7. Chest and mouth breathing is linked to your sympathetic nervous system, which is responsible for the flight or fight response, stress, and anxiety. A constant inverted breathing pattern tells your body that you are stressed and fatigues your adrenals. Diaphragmatic breathing is linked to your parasympathetic nervous system that relaxes your mind and body.


Brecher, Paul. Secrets of Energy Work 2006
Chek, Paul. How to Eat, Move, and Be Healthy 2004
Chidre, Doc The Heartmath Solution 2000
Ramacharaka Science of Breath 1903

Author's Bio: 

Donald D. Shrump Jr.

Donald is a partner of NJ Shore Fit, he holds a BS degree in Marine Sciences from Rutgers University in New Brunswick, New Jersey, and has been a personal training coach for 9 years.

Donald is a coach of proper movement & exercise, optimal nutrition, and leading a holistic lifestyle. As a former high school Soccer, Basketball, and Track & Field stand out, then a scholarship NCAA Div. I Track & Field Decathlete receiving honors as Metropolitan Champion, All-Big East Conference, and All-IC4A he knows what hard work, discipline, and daily motivation can achieve.

After Donald’s college athletic career was over he became a research assistant with NOAA-Fisheries at Sandy Hook, New Jersey. Donald was active in research on various topics eco-toxicology of Hudson River fishes to nursery grounds of commercially important fish. He published and spoke on his research at international conferences and meetings. His primary focus dealt with toxins, nutrition, growth and development, which are prevalent in scientific and holistic approach of training and nutrition.

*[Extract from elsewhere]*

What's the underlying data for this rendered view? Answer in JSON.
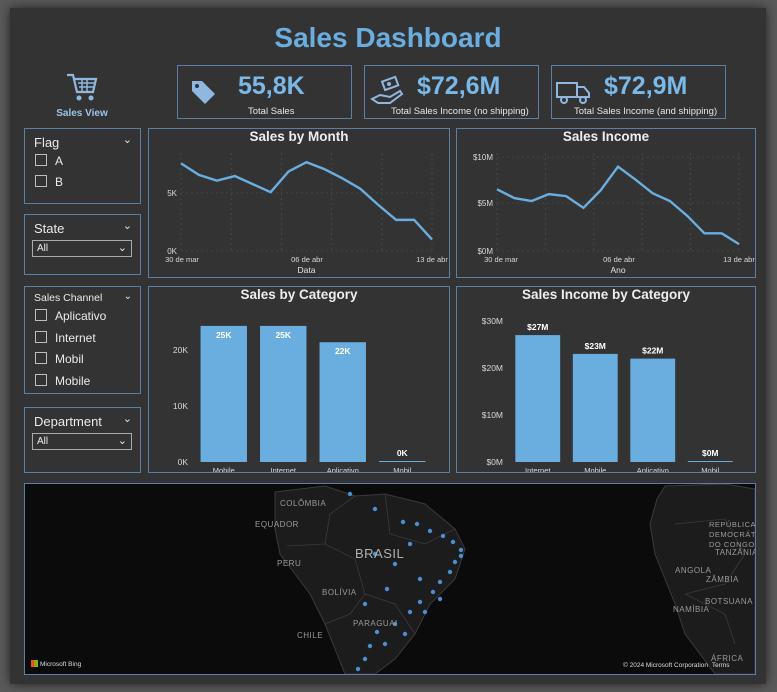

Donald is certified through the National Strength and Conditioning Association as a Certified Strength and Conditioning Specialist. Recently, Donald has gained and applied his knowledge through the certification of the world fitness industry’s elite Paul Chek Institute’s Holistic Lifestyle Coach and Exercise Coach. These programs combine an intensive study of the relationship between food and lifestyle habits and the tools to recognize and create individualized eating plans to improve their client’s health and overall wellness. In addition, a CHEK Holistic Lifestyle Coach understands the important roles that sleep, food quality, stress reduction techniques, and exercise play in improving the health of their clients and learn practical methods that initiate valuable lifestyle changes.

Donald attends conferences and workshops on health and fitness, as well as lectures on various aspects of correct exercise, proper nutrition, and creating lasting lifestyle changes. Donald constantly provides his clientele with the latest trends in physical therapy, soft tissue work, personal development, and proper nutrition.

In his spare time, he loves to workout, cook new organic meals, travel the world with his wife, Christin, and surf when ever, where ever possible.

Donald’s Motto: “Exercise is the drug of choice” just be sure whose motive is behind it, what is prescribed is right for you, and how much is prescribed proves beneficial.